US7841145Aug 10, 2007Nov 30, 2010Valinge Innovation AbMechanical locking system for panels and method of installing same
US7866110Jul 9, 2007Jan 11, 2011Valinge Innovation AbMechanical locking system for panels and method of installing same
US7874119Jul 9, 2007Jan 25, 2011Valinge Innovation AbLocking system, floorboard comprising such a locking system, as well as method for making floorboards
US7980041Aug 25, 2010Jul 19, 2011Valinge Innovation AbMechanical locking system for floor panels
US8033075Aug 15, 2007Oct 11, 2011Välinge Innovation ABLocking system and flooring board
US8112891Jul 9, 2007Feb 14, 2012Valinge Innovation AbMethod for manufacturing floorboard having surface layer of flexible and resilient fibers
US8112958 *Feb 27, 2003Feb 14, 2012Faus GroupFlooring system having complementary sub-panels
US8112967May 15, 2009Feb 14, 2012Valinge Innovation AbMechanical locking of floor panels
US8171692Jul 9, 2007May 8, 2012Valinge Innovation AbMechanical locking system for floor panels
US8181416 *Jun 13, 2011May 22, 2012Valinge Innovation AbMechanical locking system for floor panels
US8234830Feb 3, 2011Aug 7, 2012Välinge Innovations ABMechanical locking system for floor panels
US8261508 *Oct 29, 2007Sep 11, 2012Flooring Industries Limited, SarlFloor panel and floor covering consisting of such floor panels
US8353140Nov 7, 2008Jan 15, 2013Valinge Innovation AbMechanical locking of floor panels with vertical snap folding
US8365499Sep 3, 2010Feb 5, 2013Valinge Innovation AbResilient floor
US8375672 *Jun 14, 2006Feb 19, 2013Akzenta Paneele + Profile GmbhFloor panel provided with a core made of a derived timber product, a decorative layer and locking sections
US8381477Jul 11, 2008Feb 26, 2013Valinge Innovation AbMechanical locking of floor panels with a flexible tongue

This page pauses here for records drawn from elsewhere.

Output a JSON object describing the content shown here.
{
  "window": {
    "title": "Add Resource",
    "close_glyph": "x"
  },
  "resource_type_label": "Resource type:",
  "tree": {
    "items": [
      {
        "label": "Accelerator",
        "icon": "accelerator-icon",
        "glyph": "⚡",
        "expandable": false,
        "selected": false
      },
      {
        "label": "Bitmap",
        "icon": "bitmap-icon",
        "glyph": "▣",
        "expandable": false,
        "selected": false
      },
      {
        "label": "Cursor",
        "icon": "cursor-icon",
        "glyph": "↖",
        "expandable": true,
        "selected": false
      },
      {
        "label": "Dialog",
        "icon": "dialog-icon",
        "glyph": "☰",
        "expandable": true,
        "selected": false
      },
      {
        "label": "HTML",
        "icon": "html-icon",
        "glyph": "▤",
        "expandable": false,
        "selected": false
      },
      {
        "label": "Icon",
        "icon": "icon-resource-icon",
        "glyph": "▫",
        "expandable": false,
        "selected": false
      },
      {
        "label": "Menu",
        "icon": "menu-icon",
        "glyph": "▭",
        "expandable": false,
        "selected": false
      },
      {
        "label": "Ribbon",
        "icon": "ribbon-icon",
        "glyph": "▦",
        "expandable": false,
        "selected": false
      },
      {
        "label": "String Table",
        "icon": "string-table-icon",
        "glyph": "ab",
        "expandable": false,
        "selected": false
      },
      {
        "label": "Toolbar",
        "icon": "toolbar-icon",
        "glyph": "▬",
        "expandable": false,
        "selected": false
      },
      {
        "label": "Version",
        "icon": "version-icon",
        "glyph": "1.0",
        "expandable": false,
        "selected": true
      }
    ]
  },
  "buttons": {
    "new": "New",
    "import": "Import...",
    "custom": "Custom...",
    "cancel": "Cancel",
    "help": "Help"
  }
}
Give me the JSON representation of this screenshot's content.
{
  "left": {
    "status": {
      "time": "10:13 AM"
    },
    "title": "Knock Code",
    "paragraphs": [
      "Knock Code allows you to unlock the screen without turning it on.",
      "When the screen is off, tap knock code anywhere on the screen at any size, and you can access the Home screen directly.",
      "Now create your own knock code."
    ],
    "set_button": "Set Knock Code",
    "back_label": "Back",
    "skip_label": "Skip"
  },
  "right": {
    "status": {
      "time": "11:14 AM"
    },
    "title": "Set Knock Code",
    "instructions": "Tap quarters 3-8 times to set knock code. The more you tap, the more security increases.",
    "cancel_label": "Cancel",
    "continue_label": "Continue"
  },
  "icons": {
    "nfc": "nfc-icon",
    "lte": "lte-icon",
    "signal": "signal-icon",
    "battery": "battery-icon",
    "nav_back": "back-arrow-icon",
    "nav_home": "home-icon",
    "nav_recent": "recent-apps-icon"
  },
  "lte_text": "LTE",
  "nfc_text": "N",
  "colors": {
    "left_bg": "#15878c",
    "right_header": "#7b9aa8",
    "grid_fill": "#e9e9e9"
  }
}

US8448402Dec 16, 2011May 28, 2013Välinge Innovation ABMechanical locking of building panels
US8499521Nov 7, 2008Aug 6, 2013Valinge Innovation AbMechanical locking of floor panels with vertical snap folding and an installation method to connect such panels

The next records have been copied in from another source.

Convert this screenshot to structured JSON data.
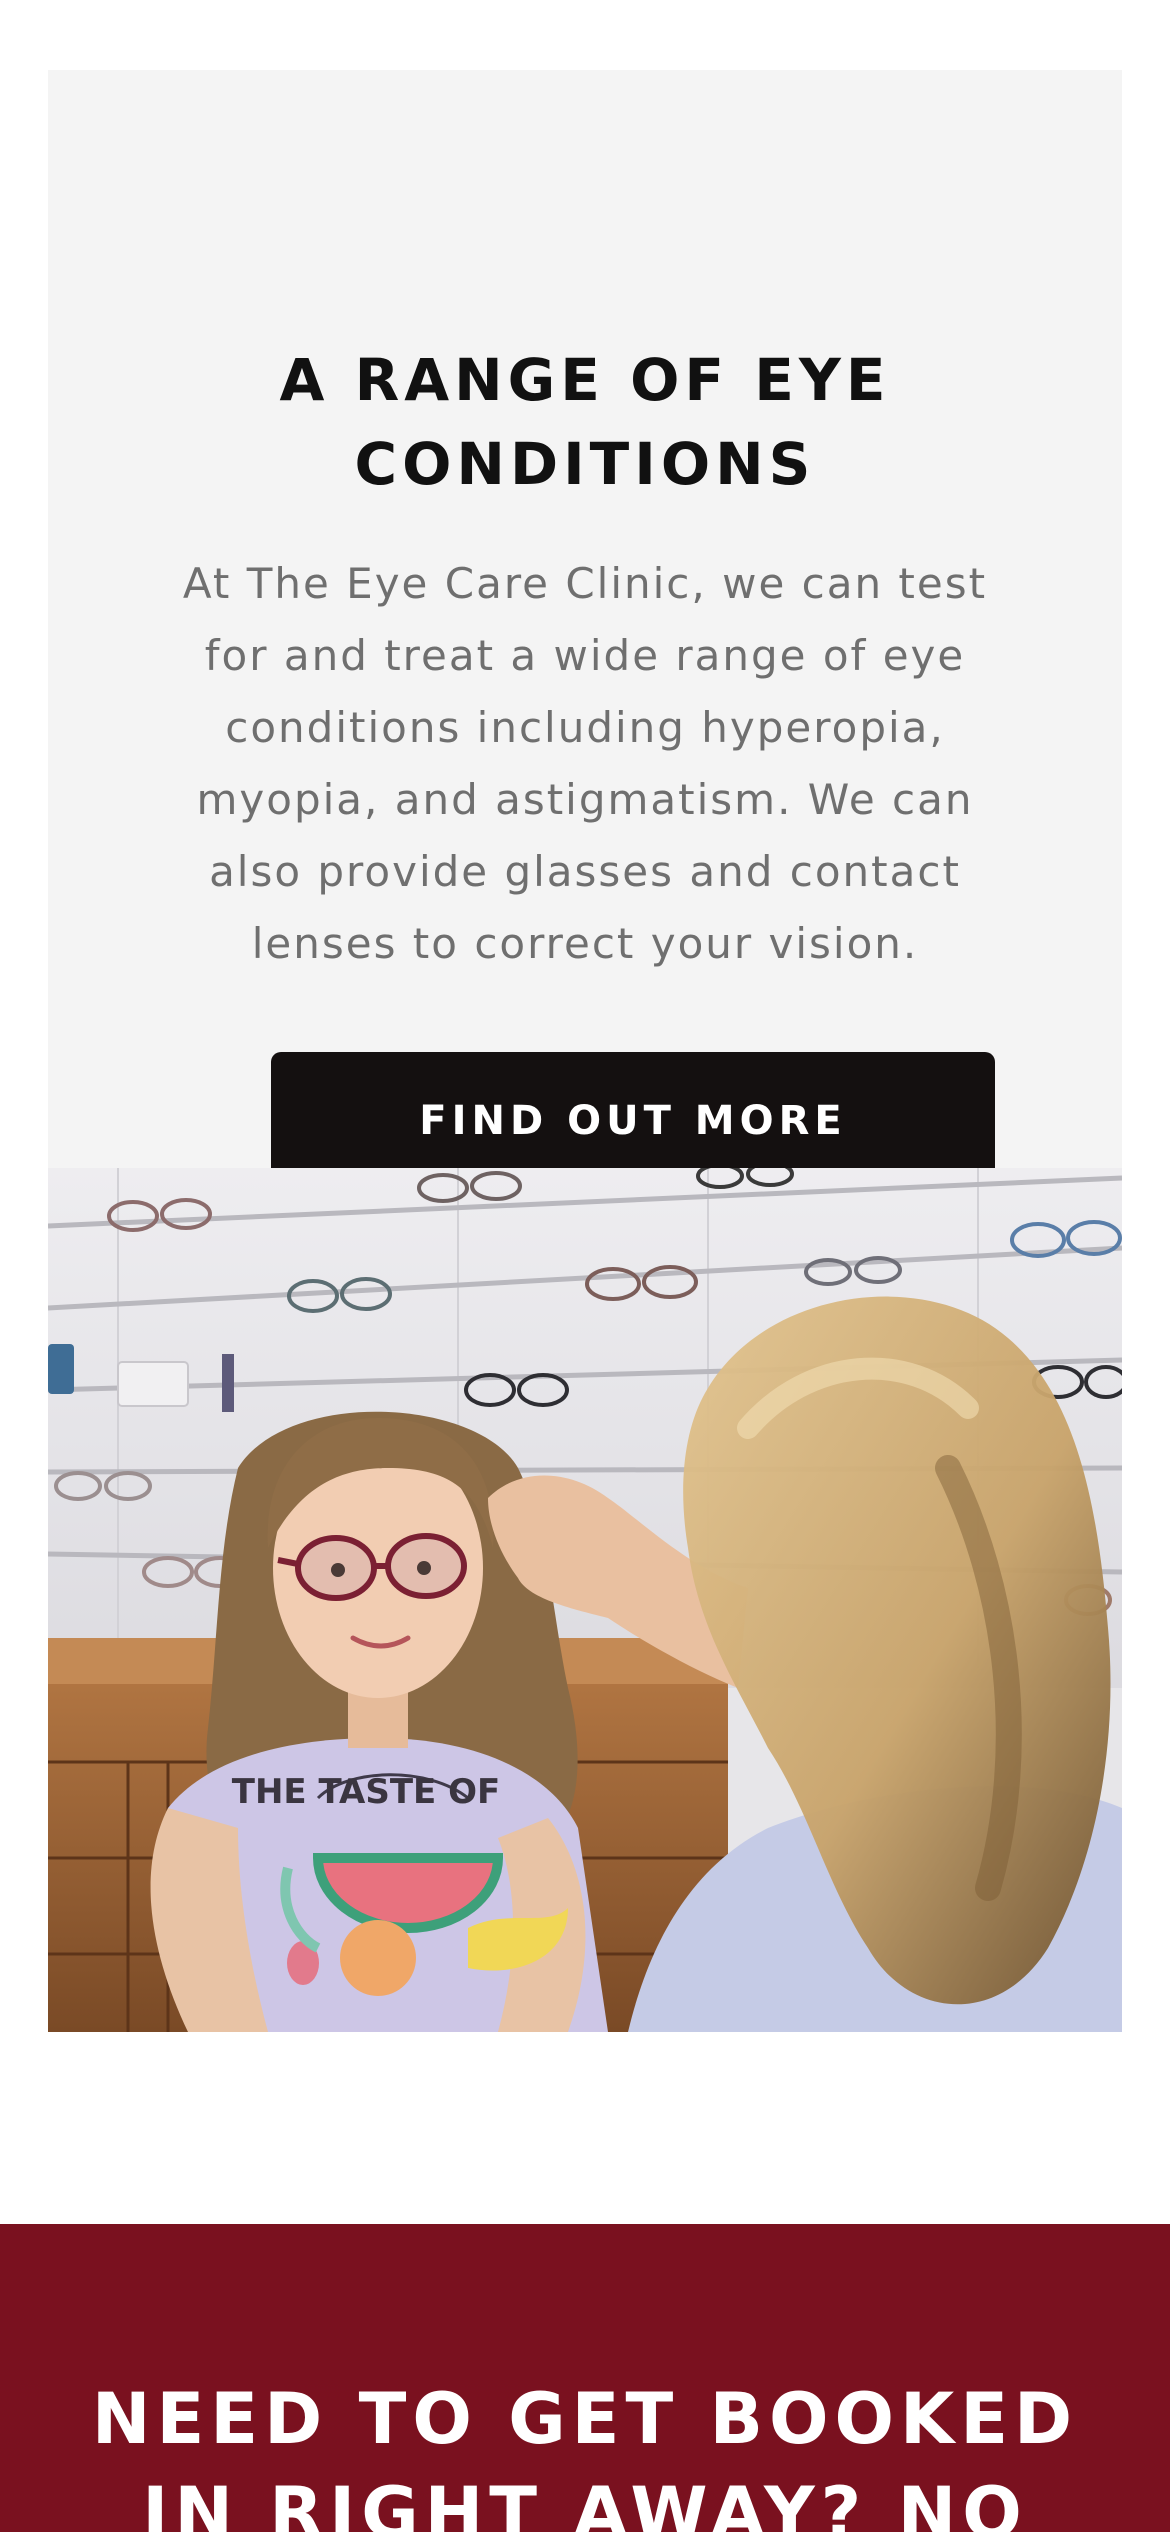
{
  "range_section": {
    "title_lines": [
      "A RANGE OF EYE",
      "CONDITIONS"
    ],
    "body_lines": [
      "At The Eye Care Clinic, we can test",
      "for and treat a wide range of eye",
      "conditions including hyperopia,",
      "myopia, and astigmatism. We can",
      "also provide glasses and contact",
      "lenses to correct your vision."
    ],
    "cta_label": "FIND OUT MORE"
  },
  "photo": {
    "tshirt_text": "THE TASTE OF"
  },
  "booking_section": {
    "title_lines": [
      "NEED TO GET BOOKED",
      "IN RIGHT AWAY? NO"
    ]
  },
  "colors": {
    "card_background": "#f4f4f4",
    "button_background": "#141010",
    "booking_background": "#7a111f",
    "heading_text": "#111111",
    "body_text": "#6f6f6f"
  }
}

US8511031 *Jul 18, 2012Aug 20, 2013Valinge Innovation AbSet F floorboards with overlapping edges
US8528290Mar 12, 2010Sep 10, 2013Kwang Seok OhFlooring article

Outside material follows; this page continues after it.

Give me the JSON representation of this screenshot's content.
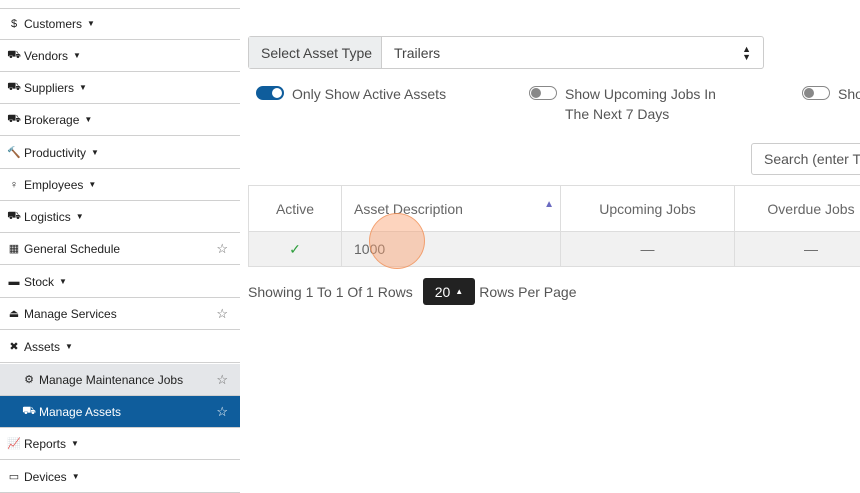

US8544230Dec 23, 2010Oct 1, 2013Valinge Innovation AbMechanical locking system for floor panels
US8578675 *Jan 28, 2008Nov 12, 2013Pergo (Europe) AbProcess for sealing of a joint
US8590253May 24, 2010Nov 26, 2013Valinge Innovation AbLocking system for floorboards
US8640424 *Aug 8, 2013Feb 4, 2014Valinge Innovation AbMechanical locking system for floor panels
US8733410Mar 5, 2008May 27, 2014Valinge Innovation AbMethod of separating a floorboard material
US8756899Jan 4, 2013Jun 24, 2014Valinge Innovation AbResilient floor
US8806832Aug 30, 2013Aug 19, 2014Inotec Global LimitedVertical joint system and associated surface covering system
US8826622 *Jan 29, 2013Sep 9, 2014Flooring Industries Limited, SarlFloor panel having coupling parts allowing assembly with vertical motion
US20090049787 *Jun 14, 2006Feb 26, 2009Akzenta Paneele + Profile GmbhFloor panel provided with a core made of a derived timber product, a decorative layer and locking sections
US20130111843 *Dec 16, 2010May 9, 2013Tarkett Inc.Surface Covering Tiles having an Edge Treatment for Assembly that Allows for Grouting
US20130313046 *May 24, 2012Nov 28, 2013John BirkAdjustable length scaffolding and method therefor
Classifications
U.S. Classification52/592.1, 52/578, 52/590.2, 52/589.1, 52/592.2, 52/591.3
International ClassificationE04F13/08, B27M3/00, E04F15/04, E04F15/02, B27M3/02
Cooperative ClassificationE04F2201/0138, E04F15/04, E04F2201/0153, E04F2201/041, E04F2201/0523, E04F15/02, E04F2201/025
European ClassificationE04F15/02
Legal Events
DateCodeEventDescription
Sep 27, 2012FPAYFee payment
Year of fee payment: 8
Apr 2, 2012ASAssignment
Owner name: FLOORING INDUSTRIES LIMITED, SARL, LUXEMBOURG
Free format text: ASSIGNMENT OF ASSIGNORS INTEREST;ASSIGNOR:HUELSTA-WERKE HUELS GMBH & CO. KG;REEL/FRAME:027972/0042
Effective date: 20120323
Oct 14, 2008FPAYFee payment
Year of fee payment: 4
Oct 17, 2002ASAssignment
Owner name: HULSTA-WERKE HULS GMBH & CO., KG, GERMAN DEMOCRATI
Free format text: ASSIGNMENT OF ASSIGNORS INTEREST;ASSIGNORS:SCHWITTE, RICHARD;MENSING, ANSGAR;REEL/FRAME:013399/0147
Effective date: 20020927